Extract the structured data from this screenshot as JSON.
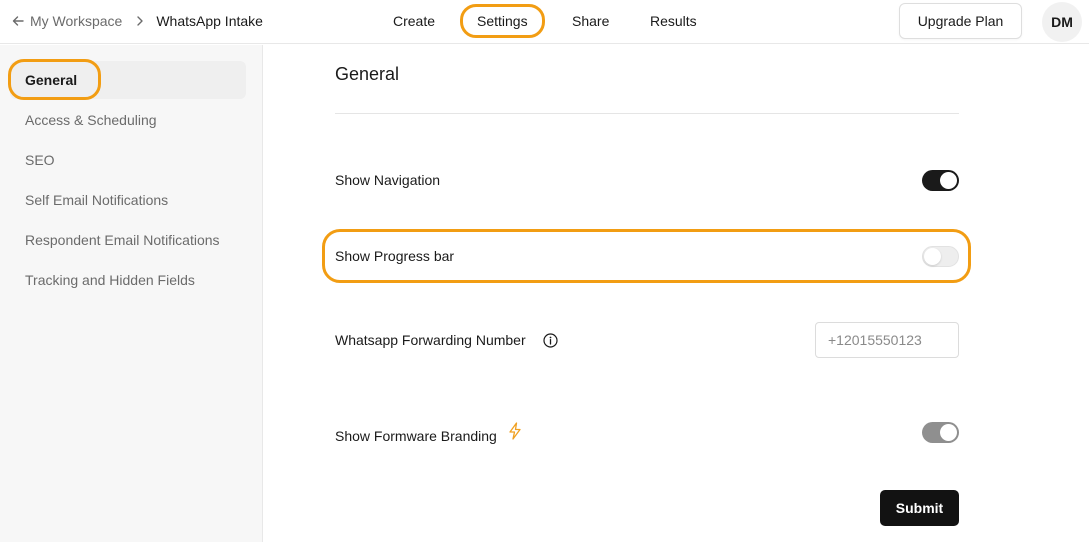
{
  "header": {
    "breadcrumb": {
      "workspace": "My Workspace",
      "form": "WhatsApp Intake"
    },
    "tabs": {
      "create": "Create",
      "settings": "Settings",
      "share": "Share",
      "results": "Results"
    },
    "upgrade_label": "Upgrade Plan",
    "avatar_initials": "DM"
  },
  "sidebar": {
    "items": [
      {
        "label": "General",
        "active": true
      },
      {
        "label": "Access & Scheduling"
      },
      {
        "label": "SEO"
      },
      {
        "label": "Self Email Notifications"
      },
      {
        "label": "Respondent Email Notifications"
      },
      {
        "label": "Tracking and Hidden Fields"
      }
    ]
  },
  "main": {
    "title": "General",
    "show_navigation": {
      "label": "Show Navigation",
      "state": "on"
    },
    "show_progress": {
      "label": "Show Progress bar",
      "state": "off"
    },
    "whatsapp": {
      "label": "Whatsapp Forwarding Number",
      "placeholder": "+12015550123",
      "value": ""
    },
    "branding": {
      "label": "Show Formware Branding",
      "state": "on-disabled"
    },
    "submit_label": "Submit"
  },
  "colors": {
    "accent_highlight": "#f29d13",
    "toggle_on": "#1a1a1a",
    "toggle_disabled": "#8f8f8f",
    "primary_button": "#121212"
  },
  "icons": {
    "back": "arrow-left-icon",
    "separator": "chevron-right-icon",
    "info": "info-icon",
    "premium": "lightning-icon"
  }
}
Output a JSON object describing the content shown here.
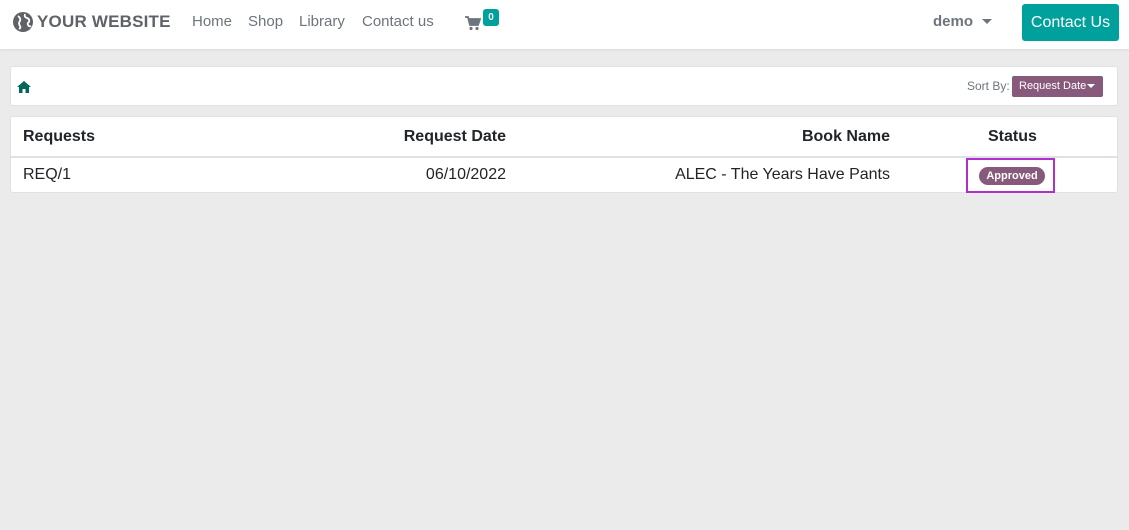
{
  "navbar": {
    "logo_text": "YOUR WEBSITE",
    "logo_icon": "globe-icon",
    "links": [
      "Home",
      "Shop",
      "Library",
      "Contact us"
    ],
    "cart_icon": "shopping-cart-icon",
    "cart_count": "0",
    "user": "demo",
    "contact_button": "Contact Us"
  },
  "toolbar": {
    "home_icon": "home-icon",
    "sort_label": "Sort By:",
    "sort_value": "Request Date"
  },
  "table": {
    "columns": [
      "Requests",
      "Request Date",
      "Book Name",
      "Status"
    ],
    "rows": [
      {
        "request": "REQ/1",
        "request_date": "06/10/2022",
        "book_name": "ALEC - The Years Have Pants",
        "status": "Approved"
      }
    ]
  },
  "colors": {
    "primary_teal": "#00a09d",
    "odoo_purple": "#875a7b",
    "highlight_border": "#b12fcc",
    "background": "#ebebeb"
  }
}
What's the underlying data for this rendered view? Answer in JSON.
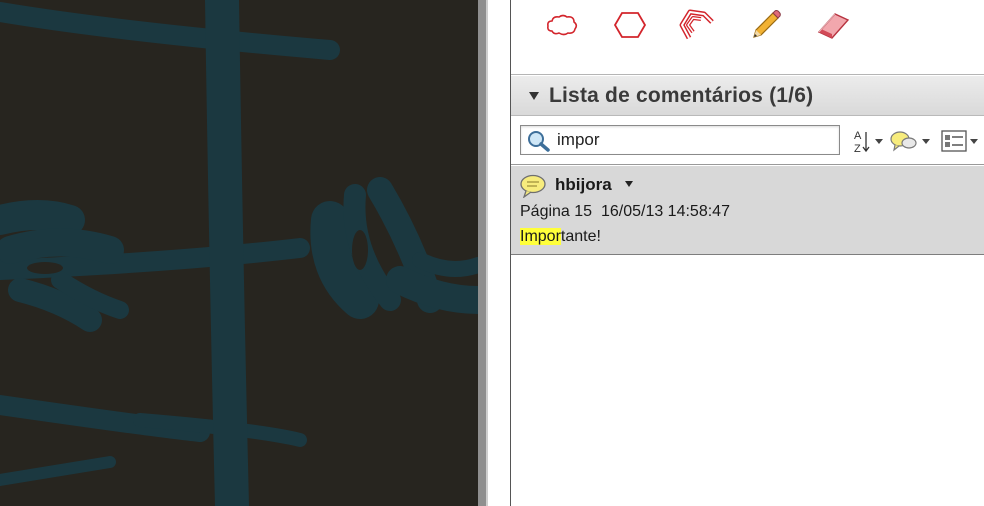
{
  "toolbar_tools": [
    {
      "name": "cloud-icon",
      "color": "#d3252c"
    },
    {
      "name": "polygon-icon",
      "color": "#d3252c"
    },
    {
      "name": "polyline-icon",
      "color": "#d3252c"
    },
    {
      "name": "pencil-icon",
      "color": "#e8a623"
    },
    {
      "name": "eraser-icon",
      "color": "#d3252c"
    }
  ],
  "comment_list": {
    "title": "Lista de comentários (1/6)"
  },
  "search": {
    "value": "impor",
    "icon": "magnifier-icon"
  },
  "list_toolbar": {
    "sort_icon": "sort-az-icon",
    "filter_icon": "filter-comments-icon",
    "options_icon": "list-options-icon"
  },
  "comments": [
    {
      "author": "hbijora",
      "page": "Página 15",
      "datetime": "16/05/13 14:58:47",
      "text_match": "Impor",
      "text_rest": "tante!",
      "icon": "speech-bubble-icon"
    }
  ],
  "colors": {
    "highlight": "#ffff3a",
    "document_bg": "#27251f",
    "document_ink": "#1b3840"
  }
}
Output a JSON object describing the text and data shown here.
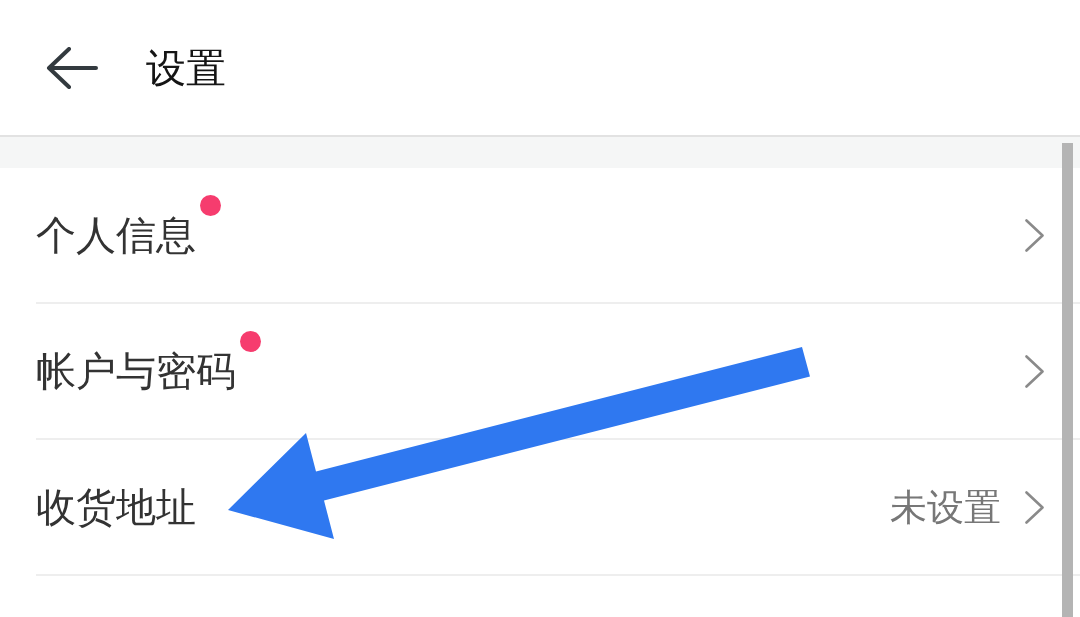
{
  "header": {
    "title": "设置"
  },
  "items": [
    {
      "label": "个人信息",
      "badge": true
    },
    {
      "label": "帐户与密码",
      "badge": true
    },
    {
      "label": "收货地址",
      "badge": false,
      "value": "未设置"
    }
  ]
}
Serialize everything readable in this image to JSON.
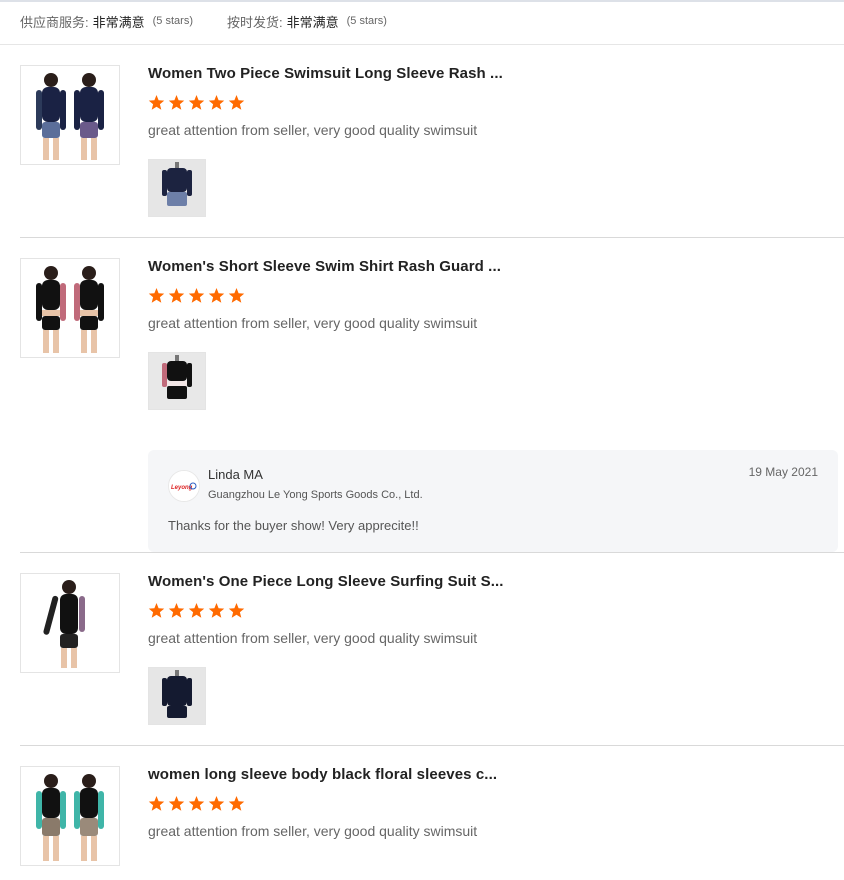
{
  "summary": {
    "supplier_service_label": "供应商服务:",
    "supplier_service_value": "非常满意",
    "supplier_service_stars": "(5 stars)",
    "ontime_label": "按时发货:",
    "ontime_value": "非常满意",
    "ontime_stars": "(5 stars)"
  },
  "reviews": [
    {
      "title": "Women Two Piece Swimsuit Long Sleeve Rash ...",
      "rating": 5,
      "comment": "great attention from seller, very good quality swimsuit"
    },
    {
      "title": "Women's Short Sleeve Swim Shirt Rash Guard ...",
      "rating": 5,
      "comment": "great attention from seller, very good quality swimsuit",
      "reply": {
        "name": "Linda MA",
        "company": "Guangzhou Le Yong Sports Goods Co., Ltd.",
        "date": "19 May 2021",
        "text": "Thanks for the buyer show! Very apprecite!!"
      }
    },
    {
      "title": "Women's One Piece Long Sleeve Surfing Suit S...",
      "rating": 5,
      "comment": "great attention from seller, very good quality swimsuit"
    },
    {
      "title": "women long sleeve body black floral sleeves c...",
      "rating": 5,
      "comment": "great attention from seller, very good quality swimsuit"
    }
  ],
  "colors": {
    "star": "#ff6a00",
    "reply_bg": "#f5f6f8",
    "divider": "#d9d9d9"
  },
  "icons": [
    "star-icon",
    "product-thumbnail",
    "review-photo",
    "seller-logo"
  ]
}
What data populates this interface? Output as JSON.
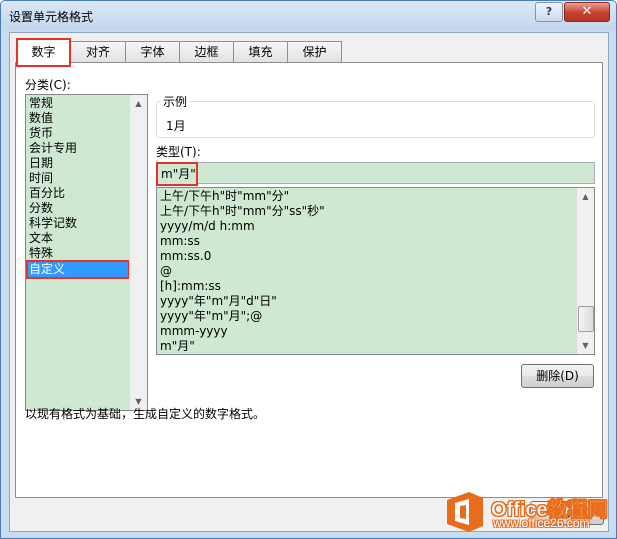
{
  "window": {
    "title": "设置单元格格式",
    "help_label": "?",
    "close_label": "✕"
  },
  "tabs": [
    {
      "label": "数字",
      "active": true
    },
    {
      "label": "对齐",
      "active": false
    },
    {
      "label": "字体",
      "active": false
    },
    {
      "label": "边框",
      "active": false
    },
    {
      "label": "填充",
      "active": false
    },
    {
      "label": "保护",
      "active": false
    }
  ],
  "category": {
    "label": "分类(C):",
    "items": [
      "常规",
      "数值",
      "货币",
      "会计专用",
      "日期",
      "时间",
      "百分比",
      "分数",
      "科学记数",
      "文本",
      "特殊",
      "自定义"
    ],
    "selected": "自定义"
  },
  "sample": {
    "label": "示例",
    "value": "1月"
  },
  "type": {
    "label": "类型(T):",
    "value": "m\"月\"",
    "items": [
      "上午/下午h\"时\"mm\"分\"",
      "上午/下午h\"时\"mm\"分\"ss\"秒\"",
      "yyyy/m/d h:mm",
      "mm:ss",
      "mm:ss.0",
      "@",
      "[h]:mm:ss",
      "yyyy\"年\"m\"月\"d\"日\"",
      "yyyy\"年\"m\"月\";@",
      "mmm-yyyy",
      "m\"月\""
    ]
  },
  "delete_button": "删除(D)",
  "description": "以现有格式为基础，生成自定义的数字格式。",
  "footer": {
    "cancel_label": "取消"
  },
  "watermark": {
    "brand": "Office教程网",
    "url": "www.office26.com"
  },
  "colors": {
    "accent_red": "#e63228",
    "list_bg": "#cfe8d2",
    "selection": "#3399ff",
    "watermark_orange": "#e86c1a"
  }
}
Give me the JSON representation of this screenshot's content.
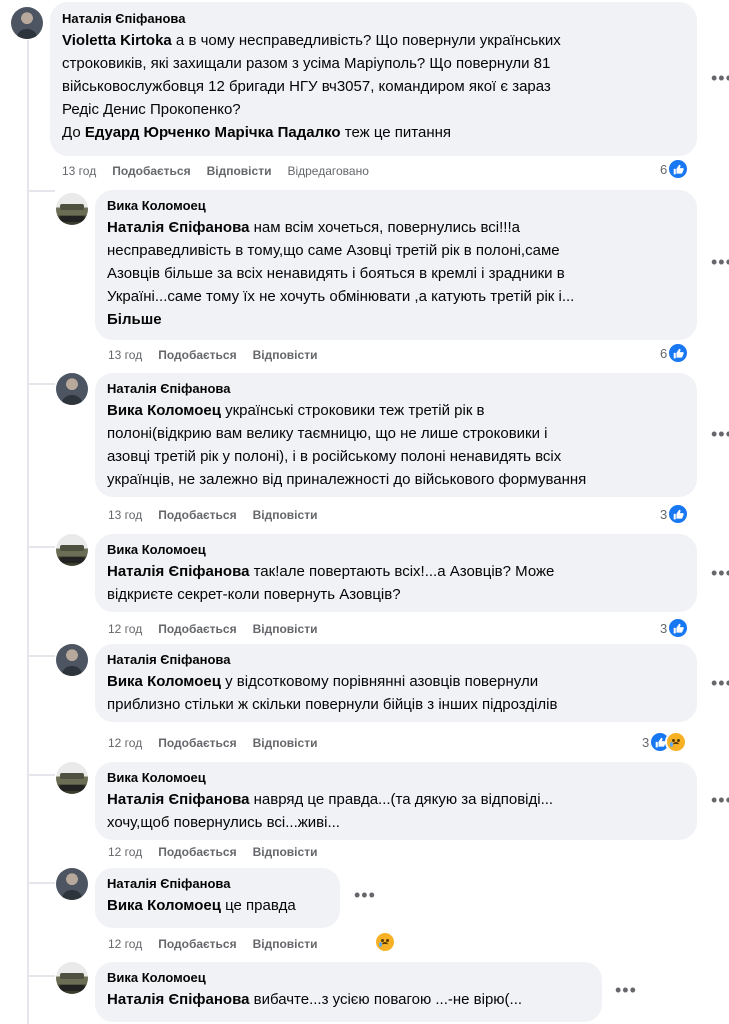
{
  "comments": [
    {
      "author": "Наталія Єпіфанова",
      "mentions": [
        "Violetta Kirtoka"
      ],
      "lines": [
        " а в чому несправедливість? Що повернули українських",
        "строковиків, які захищали разом з усіма Маріуполь? Що повернули 81",
        "військовослужбовця 12 бригади НГУ вч3057, командиром якої є зараз",
        "Редіс Денис Прокопенко?"
      ],
      "last_prefix": "До ",
      "last_mentions": "Едуард Юрченко Марічка Падалко",
      "last_suffix": " теж це питання",
      "time": "13 год",
      "like": "Подобається",
      "reply": "Відповісти",
      "edited": "Відредаговано",
      "reactions": "6"
    },
    {
      "author": "Вика Коломоец",
      "mention": "Наталія Єпіфанова",
      "lines": [
        " нам всім хочеться, повернулись всі!!!а",
        "несправедливість в тому,що саме Азовці третій рік в полоні,саме",
        "Азовців більше за всіх ненавидять і бояться в кремлі і зрадники в",
        "Україні...саме тому їх не хочуть обмінювати ,а катують третій рік і..."
      ],
      "more": "Більше",
      "time": "13 год",
      "like": "Подобається",
      "reply": "Відповісти",
      "reactions": "6"
    },
    {
      "author": "Наталія Єпіфанова",
      "mention": "Вика Коломоец",
      "lines": [
        " українські строковики теж третій рік в",
        "полоні(відкрию вам велику таємницю, що не лише строковики і",
        "азовці третій рік у полоні), і в російському полоні ненавидять всіх",
        "українців, не залежно від приналежності до військового формування"
      ],
      "time": "13 год",
      "like": "Подобається",
      "reply": "Відповісти",
      "reactions": "3"
    },
    {
      "author": "Вика Коломоец",
      "mention": "Наталія Єпіфанова",
      "lines": [
        " так!але повертають всіх!...а Азовців? Може",
        "відкриєте секрет-коли повернуть Азовців?"
      ],
      "time": "12 год",
      "like": "Подобається",
      "reply": "Відповісти",
      "reactions": "3"
    },
    {
      "author": "Наталія Єпіфанова",
      "mention": "Вика Коломоец",
      "lines": [
        " у відсотковому порівнянні азовців повернули",
        "приблизно стільки ж скільки повернули бійців з інших підрозділів"
      ],
      "time": "12 год",
      "like": "Подобається",
      "reply": "Відповісти",
      "reactions": "3"
    },
    {
      "author": "Вика Коломоец",
      "mention": "Наталія Єпіфанова",
      "lines": [
        " навряд це правда...(та дякую за відповіді...",
        "хочу,щоб повернулись всі...живі..."
      ],
      "time": "12 год",
      "like": "Подобається",
      "reply": "Відповісти"
    },
    {
      "author": "Наталія Єпіфанова",
      "mention": "Вика Коломоец",
      "lines": [
        " це правда"
      ],
      "time": "12 год",
      "like": "Подобається",
      "reply": "Відповісти"
    },
    {
      "author": "Вика Коломоец",
      "mention": "Наталія Єпіфанова",
      "lines": [
        " вибачте...з усією повагою ...-не вірю(..."
      ]
    }
  ],
  "more_icon": "more-options-icon",
  "like_icon": "like-reaction-icon",
  "sad_icon": "sad-reaction-icon",
  "colors": {
    "bubble": "#f0f2f5",
    "meta": "#65676b",
    "like": "#1877f2"
  }
}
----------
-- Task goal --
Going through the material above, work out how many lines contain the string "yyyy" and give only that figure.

-- Written answer --
4